Businesses that don’t impact the core business but need access to the core’s capabilities are Adjacent Stars. Here the incumbent business has absolutely zero incentive to assist the new start-up. The only way to get this to work is to open internal APIs to reduce the internal need for cooperation and to also incentivise the legacy team on the success of the new business. In the longer term these businesses are likely to be either spun off on their own. An example of this could be an ecommerce company within a traditional media business as happened with Naspers.
What about businesses that aid the core but need nothing from it to succeed which we will term Strategic Adjacencies? An example of this could be a digital marketing business within a brick and mortar retailer. They will become a part of the core eventually so the firm will need to acquire that start-up and integrate it into the mothership.
Then there are businesses that neither aid the core nor need its capabilities. Well these Diversification Adjacencies are just financial investments into brand new industries or verticals by the firm. They need to be in a VC and dealt with accordingly. It’s effectively an attempt to build an investment portfolio and this means having investment fund managers who assess these businesses based on Economic Value and exits.
Does an incumbent need to deal with disruption?
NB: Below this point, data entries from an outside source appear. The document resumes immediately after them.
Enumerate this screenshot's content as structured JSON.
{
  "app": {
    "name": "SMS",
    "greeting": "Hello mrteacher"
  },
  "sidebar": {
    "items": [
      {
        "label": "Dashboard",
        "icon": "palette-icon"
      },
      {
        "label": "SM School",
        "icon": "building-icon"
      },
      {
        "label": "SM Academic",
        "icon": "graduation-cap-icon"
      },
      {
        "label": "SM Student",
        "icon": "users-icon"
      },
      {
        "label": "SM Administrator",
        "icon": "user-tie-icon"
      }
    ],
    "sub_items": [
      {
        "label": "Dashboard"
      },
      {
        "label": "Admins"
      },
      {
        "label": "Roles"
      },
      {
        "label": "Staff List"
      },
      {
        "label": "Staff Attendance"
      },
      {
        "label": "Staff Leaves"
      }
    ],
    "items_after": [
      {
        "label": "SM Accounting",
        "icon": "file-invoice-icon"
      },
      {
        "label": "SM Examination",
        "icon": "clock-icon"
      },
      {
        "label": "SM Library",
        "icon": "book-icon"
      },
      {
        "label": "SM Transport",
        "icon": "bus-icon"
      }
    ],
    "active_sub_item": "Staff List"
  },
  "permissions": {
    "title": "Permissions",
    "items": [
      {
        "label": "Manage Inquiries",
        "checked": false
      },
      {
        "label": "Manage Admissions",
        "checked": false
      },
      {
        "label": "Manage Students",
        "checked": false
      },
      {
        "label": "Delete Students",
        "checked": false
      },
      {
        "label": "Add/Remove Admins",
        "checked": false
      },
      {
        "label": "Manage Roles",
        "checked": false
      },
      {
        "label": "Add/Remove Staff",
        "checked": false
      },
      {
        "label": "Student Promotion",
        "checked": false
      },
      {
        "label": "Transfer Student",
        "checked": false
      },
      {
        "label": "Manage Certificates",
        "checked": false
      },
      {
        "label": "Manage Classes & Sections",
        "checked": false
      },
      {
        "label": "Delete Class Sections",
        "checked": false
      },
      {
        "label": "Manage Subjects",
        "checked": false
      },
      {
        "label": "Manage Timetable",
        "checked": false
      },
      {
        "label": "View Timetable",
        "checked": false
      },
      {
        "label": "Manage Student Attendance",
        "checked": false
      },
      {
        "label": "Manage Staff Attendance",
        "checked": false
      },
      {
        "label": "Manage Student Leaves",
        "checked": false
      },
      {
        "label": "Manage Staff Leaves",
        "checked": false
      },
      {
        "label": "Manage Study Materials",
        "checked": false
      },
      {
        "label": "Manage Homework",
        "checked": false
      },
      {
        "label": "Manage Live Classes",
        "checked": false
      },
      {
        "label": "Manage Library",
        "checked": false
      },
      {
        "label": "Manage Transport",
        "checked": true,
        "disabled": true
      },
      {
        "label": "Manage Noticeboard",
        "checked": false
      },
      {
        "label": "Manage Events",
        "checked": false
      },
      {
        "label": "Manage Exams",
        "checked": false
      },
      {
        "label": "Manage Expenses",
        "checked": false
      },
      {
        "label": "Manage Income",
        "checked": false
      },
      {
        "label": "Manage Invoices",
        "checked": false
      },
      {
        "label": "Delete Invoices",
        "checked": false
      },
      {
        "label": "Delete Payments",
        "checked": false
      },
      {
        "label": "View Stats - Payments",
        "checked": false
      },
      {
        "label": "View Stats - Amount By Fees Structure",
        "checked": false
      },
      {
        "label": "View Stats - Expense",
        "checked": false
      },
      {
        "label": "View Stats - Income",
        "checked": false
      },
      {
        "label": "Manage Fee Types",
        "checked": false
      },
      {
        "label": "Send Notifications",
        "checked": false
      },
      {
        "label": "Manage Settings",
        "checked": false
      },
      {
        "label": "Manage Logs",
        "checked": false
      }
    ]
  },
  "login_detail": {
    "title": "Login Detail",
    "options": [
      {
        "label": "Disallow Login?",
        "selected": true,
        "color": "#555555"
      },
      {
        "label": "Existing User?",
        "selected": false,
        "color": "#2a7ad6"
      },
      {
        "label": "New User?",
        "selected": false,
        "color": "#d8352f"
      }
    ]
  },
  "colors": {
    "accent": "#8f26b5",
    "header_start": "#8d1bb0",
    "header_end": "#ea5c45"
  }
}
The third question is whether an incumbent needs to deal with disruption. If the business is non-disruptive and additive in nature, there will be a natural synergy and cooperation with the core will be organic. This could be internet banking within a universal bank and are basically Strategic Stars. If the business is disruptive, like a full digital bank within a universal bank, then it will need to be carved out and run separately. The complication comes when the new business is both disruptive and needs access to the core’s services, namely, Strategic Disruptors. An example would be launching an instant messaging business within a telco which will cannibalise both voice and text revenue into the future. These businesses cannot be expected to be supported by the core and in fact will be actively attacked by it. So, they need to be housed and nurtured separately and managed outside of the core business. Often reporting straight to the board or the Group structure, where one exists.
The key to building ambidexterity is to move decision making on resource allocation to those who are most motivated for success of the overall business and not just the legacy one. This becomes increasingly important as the once nascent business rivals the existing one and the battle for resources ensues. It is the wise board that recognizes the need for an investment portfolio approach where one harvests the legacy business and invests in the future stars. The harvested business is very unlikely to make that decision on its own especially as it may lead to a disinvestment in its own business over time.
There are other elements to ambidexterity that are important especially in the core business like the investment processes, incentive schemes, the IT platform. A very important part of ambidexterity for the legacy part of the business is the ability to inculcate experimentation and to tolerate failure while scaling success. So, the ability to create safe sandboxed environments to manage these disruptions in a responsible manner is a critical part of the thinking.
The ability to strategically dispose of these innovations internally and externally, to develop a corporate venturing mindset combined with a portfolio mindset meshed with the ability to merge these businesses back into the fold or spin them off is a key part of becoming a successful ambidextrous organisation of the future.
This is an extract from Herman’s book, Di-Volution, which is available on print and as an e-book.